The “Calcium Weighs-In” weight-loss program placed equal emphasis on diet and physical activity and was delivered within a community intervention to promote dairy consumption in Calcium, New York. One hundred ninety-nine adults in Calcium, NY, participated in the weight-loss program. Weight loss, increase in dairy intake, increase in steps, decrease in blood pressure, decrease in waist circumference, and decrease in body mass index (BMI) were examined.


The mean weight loss for 116 subjects who completed the program was 6.0 ± 4.2 kg (mean ± SD, P < .0001) with a percent weight change of 6.4% ± 4.2% (P < .0001). An increase of 3582 ± 4070 steps (P < .0001), as well as an increase of 0.8 ± 1.2 dairy servings (P < .0001) was seen. Higher average dairy consumption was associated with greater weight loss and a greater decrease in waist circumference.


The results show that effective weight-management programs can be implemented within communities.
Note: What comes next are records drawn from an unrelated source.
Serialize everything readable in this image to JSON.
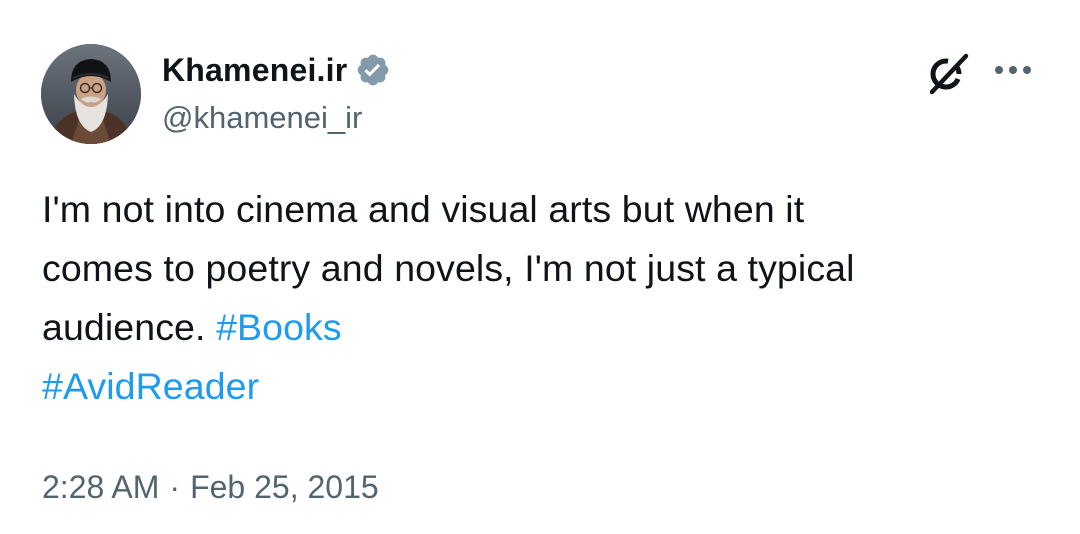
{
  "author": {
    "display_name": "Khamenei.ir",
    "handle": "@khamenei_ir",
    "verified": true,
    "verified_color": "#829aab"
  },
  "header_icons": {
    "grok": "grok-icon",
    "more": "more-options-icon"
  },
  "tweet": {
    "text_line1": "I'm not into cinema and visual arts but when it",
    "text_line2": "comes to poetry and novels, I'm not just a typical",
    "text_line3": "audience.",
    "hashtags": [
      "#Books",
      "#AvidReader"
    ],
    "hashtag_color": "#1d9bf0"
  },
  "meta": {
    "time": "2:28 AM",
    "separator": "·",
    "date": "Feb 25, 2015"
  }
}
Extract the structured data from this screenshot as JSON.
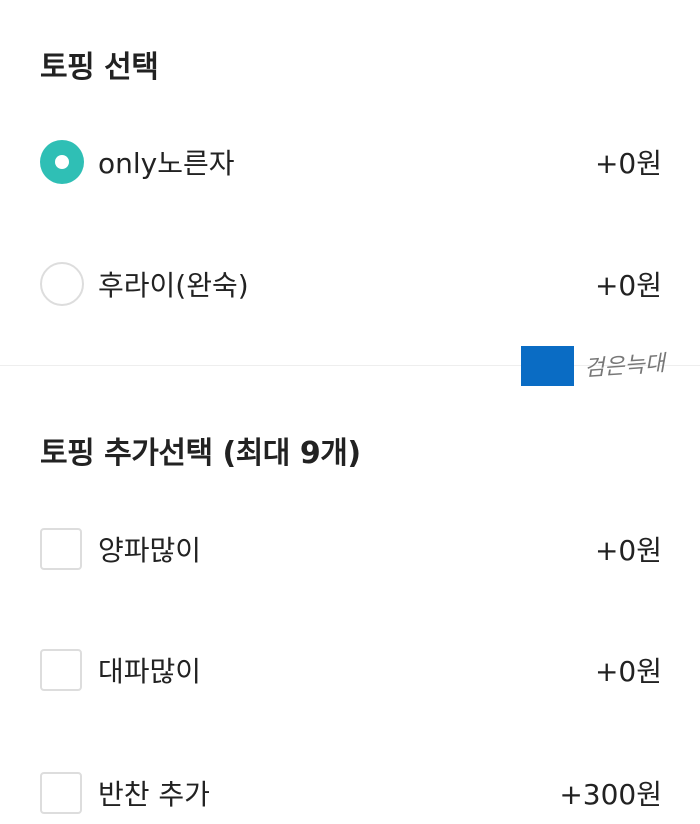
{
  "sections": [
    {
      "title": "토핑 선택",
      "options": [
        {
          "label": "only노른자",
          "price": "+0원",
          "selected": true
        },
        {
          "label": "후라이(완숙)",
          "price": "+0원",
          "selected": false
        }
      ]
    },
    {
      "title": "토핑 추가선택 (최대 9개)",
      "options": [
        {
          "label": "양파많이",
          "price": "+0원",
          "checked": false
        },
        {
          "label": "대파많이",
          "price": "+0원",
          "checked": false
        },
        {
          "label": "반찬 추가",
          "price": "+300원",
          "checked": false
        }
      ]
    }
  ],
  "watermark": {
    "text": "검은늑대",
    "box_color": "#0a6cc4"
  },
  "colors": {
    "accent": "#2fbfb5",
    "control_border": "#dddddd",
    "divider": "#eeeeee",
    "text": "#222222"
  }
}
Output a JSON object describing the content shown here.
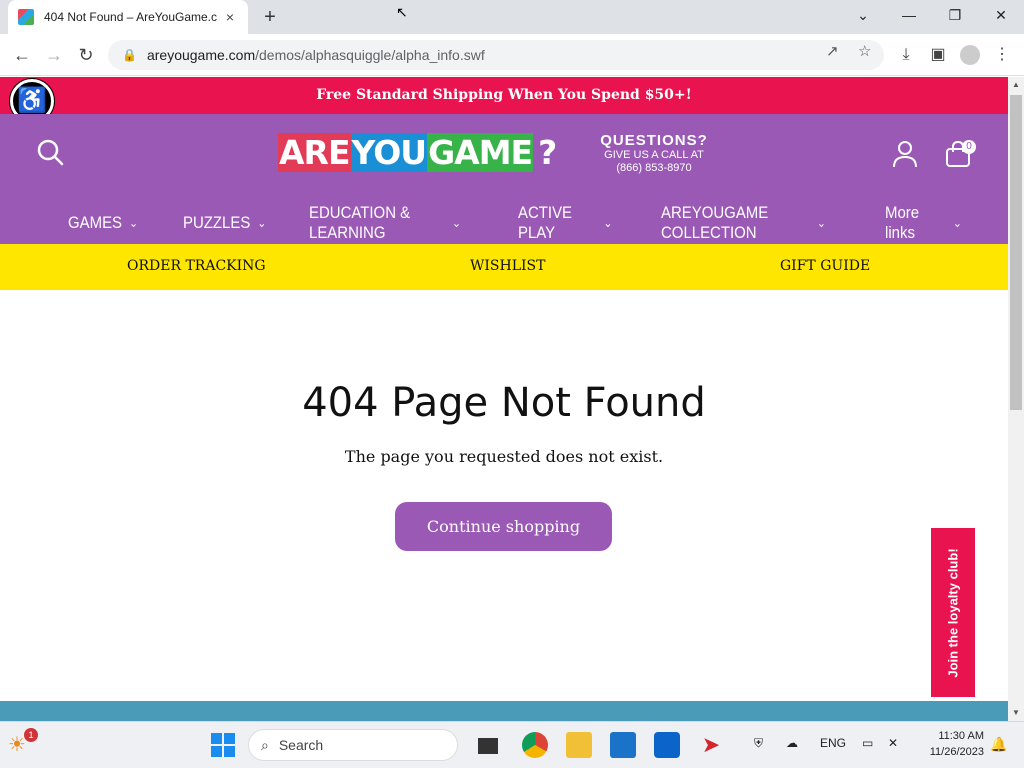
{
  "browser": {
    "tab_title": "404 Not Found – AreYouGame.c",
    "tab_close": "×",
    "new_tab": "+",
    "url_host": "areyougame.com",
    "url_path": "/demos/alphasquiggle/alpha_info.swf"
  },
  "site": {
    "promo": "Free Standard Shipping When You Spend $50+!",
    "logo": {
      "part1": "ARE",
      "part2": "YOU",
      "part3": "GAME",
      "mark": "?"
    },
    "questions": {
      "title": "QUESTIONS?",
      "line1": "GIVE US A CALL AT",
      "phone": "(866) 853-8970"
    },
    "cart_count": "0",
    "nav": [
      {
        "label": "GAMES"
      },
      {
        "label": "PUZZLES"
      },
      {
        "label": "EDUCATION & LEARNING"
      },
      {
        "label": "ACTIVE PLAY"
      },
      {
        "label": "AREYOUGAME COLLECTION"
      },
      {
        "label": "More links"
      }
    ],
    "subnav": {
      "tracking": "ORDER TRACKING",
      "wishlist": "WISHLIST",
      "gift": "GIFT GUIDE"
    },
    "error": {
      "heading": "404 Page Not Found",
      "message": "The page you requested does not exist.",
      "button": "Continue shopping"
    },
    "loyalty": "Join the loyalty club!"
  },
  "taskbar": {
    "search_label": "Search",
    "lang": "ENG",
    "time": "11:30 AM",
    "date": "11/26/2023",
    "badge": "1"
  },
  "colors": {
    "brand_purple": "#9b59b6",
    "promo_red": "#e8134f",
    "subnav_yellow": "#ffe600"
  }
}
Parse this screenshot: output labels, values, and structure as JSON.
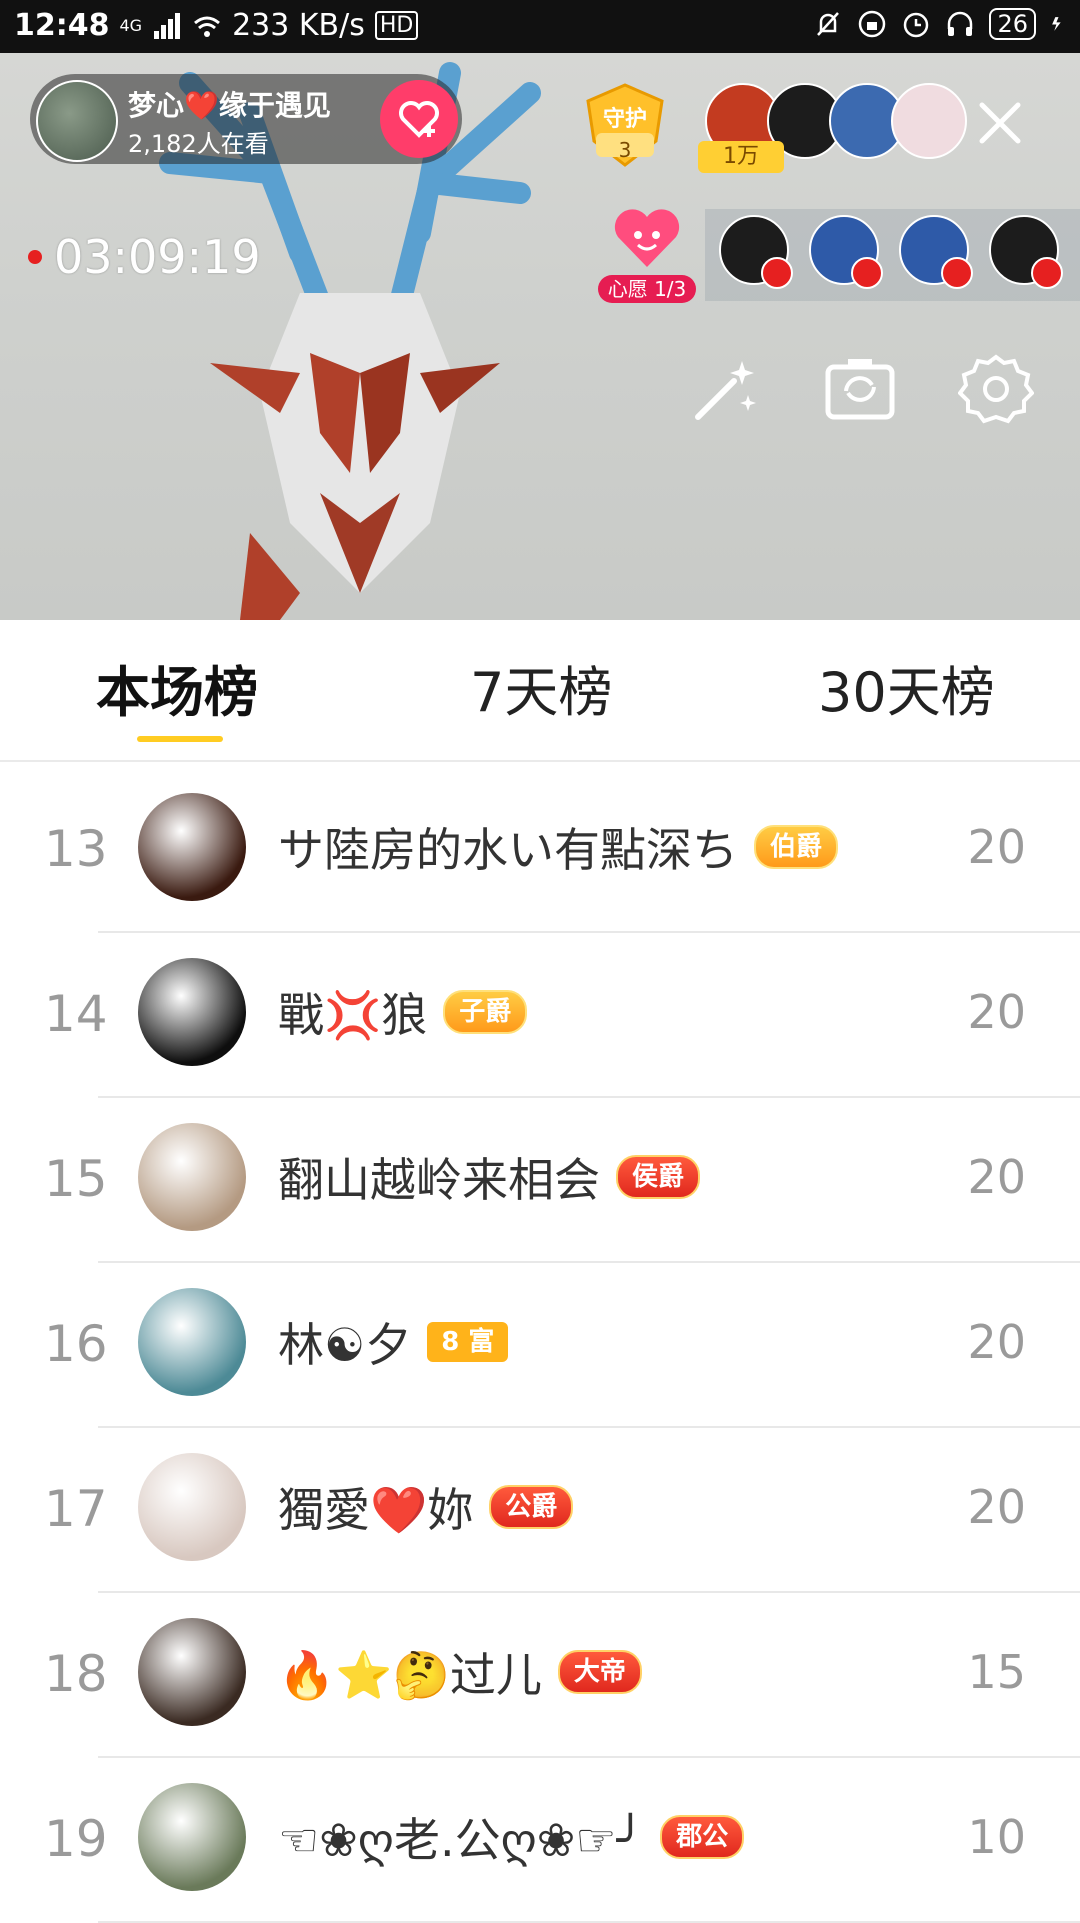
{
  "status_bar": {
    "time": "12:48",
    "network": "4G",
    "speed": "233 KB/s",
    "hd": "HD",
    "battery": "26"
  },
  "live": {
    "host_name": "梦心❤️缘于遇见",
    "viewers": "2,182人在看",
    "guard_label": "守护",
    "guard_count": "3",
    "rank_pill": "1万",
    "timer": "03:09:19",
    "wish_label": "心愿 1/3"
  },
  "tabs": [
    {
      "label": "本场榜",
      "active": true
    },
    {
      "label": "7天榜",
      "active": false
    },
    {
      "label": "30天榜",
      "active": false
    }
  ],
  "leaderboard": [
    {
      "rank": "13",
      "name": "サ陸房的水い有點深ち",
      "badge": "伯爵",
      "badge_style": "gold",
      "score": "20",
      "avatar_color": "#3a1a10"
    },
    {
      "rank": "14",
      "name": "戰💢狼",
      "badge": "子爵",
      "badge_style": "gold",
      "score": "20",
      "avatar_color": "#0e0e0e"
    },
    {
      "rank": "15",
      "name": "翻山越岭来相会",
      "badge": "侯爵",
      "badge_style": "red",
      "score": "20",
      "avatar_color": "#b49a82"
    },
    {
      "rank": "16",
      "name": "林☯夕",
      "badge": "8 富",
      "badge_style": "rich",
      "score": "20",
      "avatar_color": "#4d8a96"
    },
    {
      "rank": "17",
      "name": "獨愛❤️妳",
      "badge": "公爵",
      "badge_style": "red",
      "score": "20",
      "avatar_color": "#d8c8c0"
    },
    {
      "rank": "18",
      "name": "🔥⭐🤔过儿",
      "badge": "大帝",
      "badge_style": "red",
      "score": "15",
      "avatar_color": "#3a2a22"
    },
    {
      "rank": "19",
      "name": "☜❀ღ老.公ღ❀☞╯",
      "badge": "郡公",
      "badge_style": "red",
      "score": "10",
      "avatar_color": "#6a7a5a"
    }
  ]
}
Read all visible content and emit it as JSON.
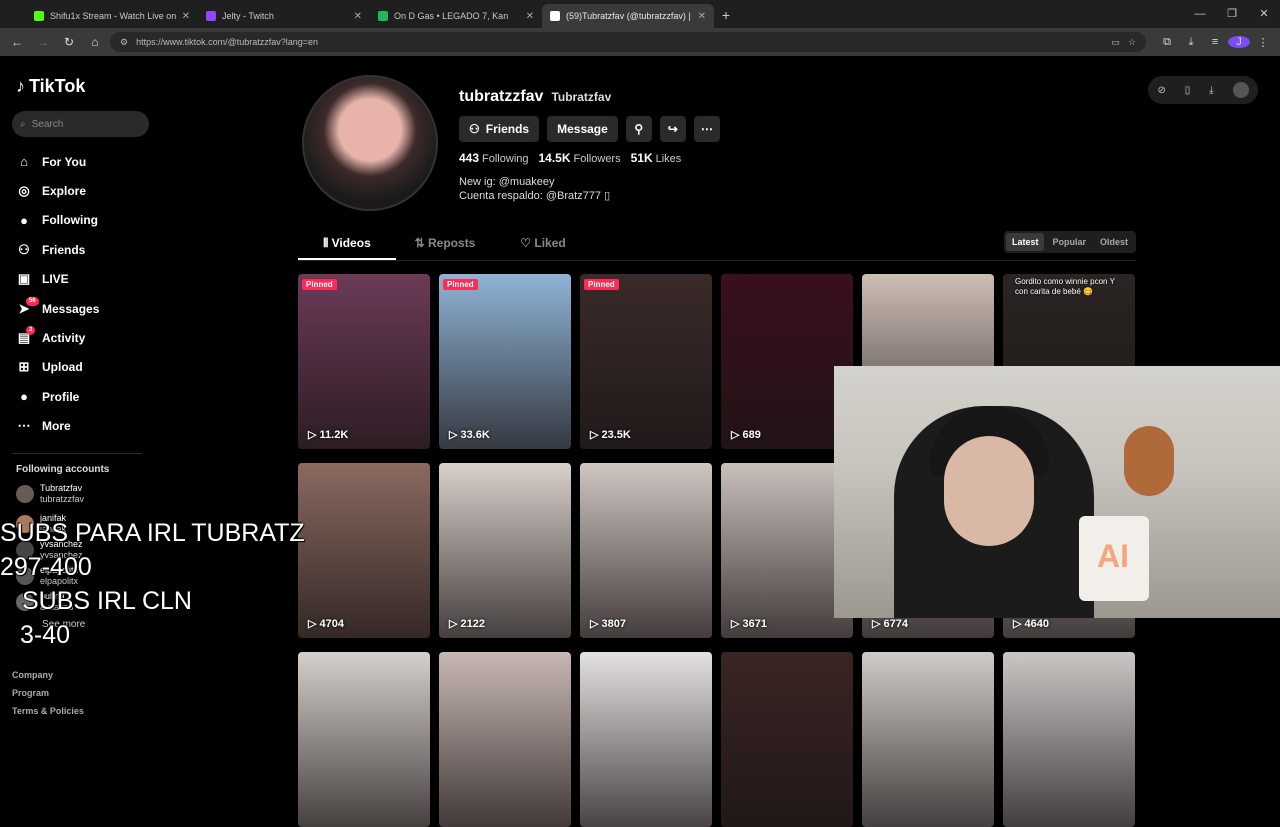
{
  "browser": {
    "tabs": [
      {
        "title": "Shifu1x Stream - Watch Live on",
        "favicon_color": "#53fc18",
        "active": false
      },
      {
        "title": "Jelty - Twitch",
        "favicon_color": "#9146ff",
        "active": false
      },
      {
        "title": "On D Gas • LEGADO 7, Kan",
        "favicon_color": "#1db954",
        "active": false
      },
      {
        "title": "(59)Tubratzfav (@tubratzzfav) |",
        "favicon_color": "#ffffff",
        "active": true
      }
    ],
    "new_tab": "+",
    "url": "https://www.tiktok.com/@tubratzzfav?lang=en",
    "profile_initial": "J"
  },
  "tiktok": {
    "logo": "TikTok",
    "search_placeholder": "Search",
    "nav": [
      {
        "label": "For You",
        "icon": "home-icon",
        "glyph": "⌂"
      },
      {
        "label": "Explore",
        "icon": "compass-icon",
        "glyph": "◎"
      },
      {
        "label": "Following",
        "icon": "following-avatar-icon",
        "glyph": "●"
      },
      {
        "label": "Friends",
        "icon": "friends-icon",
        "glyph": "⚇"
      },
      {
        "label": "LIVE",
        "icon": "live-icon",
        "glyph": "▣"
      },
      {
        "label": "Messages",
        "icon": "messages-icon",
        "glyph": "➤",
        "badge": "56"
      },
      {
        "label": "Activity",
        "icon": "activity-icon",
        "glyph": "▤",
        "badge": "3"
      },
      {
        "label": "Upload",
        "icon": "upload-icon",
        "glyph": "⊞"
      },
      {
        "label": "Profile",
        "icon": "profile-avatar-icon",
        "glyph": "●"
      },
      {
        "label": "More",
        "icon": "more-icon",
        "glyph": "⋯"
      }
    ],
    "following_title": "Following accounts",
    "following_accounts": [
      {
        "name": "Tubratzfav",
        "handle": "tubratzzfav"
      },
      {
        "name": "janifak",
        "handle": "janifak"
      },
      {
        "name": "yvsanchez",
        "handle": "yvsanchez"
      },
      {
        "name": "elpapolitx",
        "handle": "elpapolitx"
      },
      {
        "name": "bulma",
        "handle": "a.zlava8"
      }
    ],
    "see_more": "See more",
    "footer": [
      "Company",
      "Program",
      "Terms & Policies"
    ]
  },
  "overlay": [
    "SUBS PARA IRL TUBRATZ",
    "297-400",
    "SUBS IRL CLN",
    "3-40"
  ],
  "profile": {
    "handle": "tubratzzfav",
    "name": "Tubratzfav",
    "friends_label": "Friends",
    "message_label": "Message",
    "following_count": "443",
    "following_label": "Following",
    "followers_count": "14.5K",
    "followers_label": "Followers",
    "likes_count": "51K",
    "likes_label": "Likes",
    "bio_line1": "New ig: @muakeey",
    "bio_line2": "Cuenta respaldo: @Bratz777 ▯",
    "tabs": [
      "Videos",
      "Reposts",
      "Liked"
    ],
    "sort": [
      "Latest",
      "Popular",
      "Oldest"
    ]
  },
  "videos": [
    {
      "views": "11.2K",
      "pinned": "Pinned",
      "bg": "#6b3a58"
    },
    {
      "views": "33.6K",
      "pinned": "Pinned",
      "bg": "#8fb3d6"
    },
    {
      "views": "23.5K",
      "pinned": "Pinned",
      "bg": "#3a2a2a"
    },
    {
      "views": "689",
      "bg": "#3a0f1e"
    },
    {
      "views": "",
      "bg": "#cdbdb5"
    },
    {
      "views": "",
      "caption": "Gordito como winnie pcon Y con carita de bebé 😋",
      "bg": "#2a2422"
    },
    {
      "views": "4704",
      "bg": "#8a6a60"
    },
    {
      "views": "2122",
      "bg": "#d7d0cb"
    },
    {
      "views": "3807",
      "bg": "#cfc6c2"
    },
    {
      "views": "3671",
      "bg": "#c9c0bc"
    },
    {
      "views": "6774",
      "bg": "#bfb8b4"
    },
    {
      "views": "4640",
      "bg": "#c4beba"
    },
    {
      "views": "",
      "bg": "#d6d0cc"
    },
    {
      "views": "",
      "bg": "#c8b8b4"
    },
    {
      "views": "",
      "bg": "#e4e2e0"
    },
    {
      "views": "",
      "bg": "#3a2524"
    },
    {
      "views": "",
      "bg": "#d0cac8"
    },
    {
      "views": "",
      "bg": "#cbc6c4"
    }
  ],
  "webcam": {
    "mug_text": "AI"
  }
}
The results are also consistent with recommendations to include low-fat dairy products and a physical activity component in weight-management programs.

Restricted access

Kadhiresan R. Murugappan, Ariel Mueller, Daniel P. Walsh, Shahzad Shaefi, Akiva Leibowitz, and Todd Sarge

to weigh-in and rapid weight loss (RWL) 48 hr prior to weigh-in ( Reale et al., 2017b ). The latter form of weight loss is typically driven by dehydration with techniques, such as prolonged sauna sessions, hot salt baths, and exercise in vapor-impermeable suits ( Connor & Egan, 2019 ). There are

Restricted access

Mathew Hillier, Louise Sutton, Lewis James, Dara Mojtahedi, Nicola Keay, and Karen Hind

, the process of “making weight” is imperative because failure to make weight results in bout cancellation or deduction from the athlete’s payment. Mixed martial arts athletes engage in gradual and rapid weight loss (RWL) prior to competition and then regain weight post weigh-in ( Coswig et al., 2018

Restricted access

Jose Morales, Carla Ubasart, Mónica Solana-Tramunt, Israel Villarrasa-Sapiña, Luis-Millán González, David Fukuda, and Emerson Franchini

performance are controversial and appear to depend on the skills assessed and the recovery time between the assessments and weigh-in procedures. 2 , 7 In general, combat sports require a high level of fitness that allows athletes to efficiently develop motor control and cognitive skills. 10 Specific

Restricted access

Vincent Baribeau, Christopher Kirk, Danny Q. Le, Arjun Bose, Ariel Mueller, Duncan French, Todd Sarge, Carl Langan-Evans, Reid Reale, and Kadhiresan R. Murugappan

restriction supplemented by extreme dehydration, achieved through activities such as training in vapor impermeable clothing, hot baths, and prolonged sauna sessions aiming to induce total body water loss, particularly in the 24 to 48 hours prior to weigh-in. 4 , 8 Extreme dehydration with RWL has been linked

Restricted access

Victor Silveira Coswig, Bianca Miarka, Daniel Alvarez Pires, Levy Mendes da Silva, Charles Bartel, and Fabrício Boscolo Del Vecchio

 al., 2013 ). The ability restore acute weight loss and physiological functioning is dependent on the time available between the weigh-in and the event. Recovery periods longer than 3 hr should be adequate to avoid physical fitness impairments in some circumstances ( Artioli et al., 2016 ), yet it is highly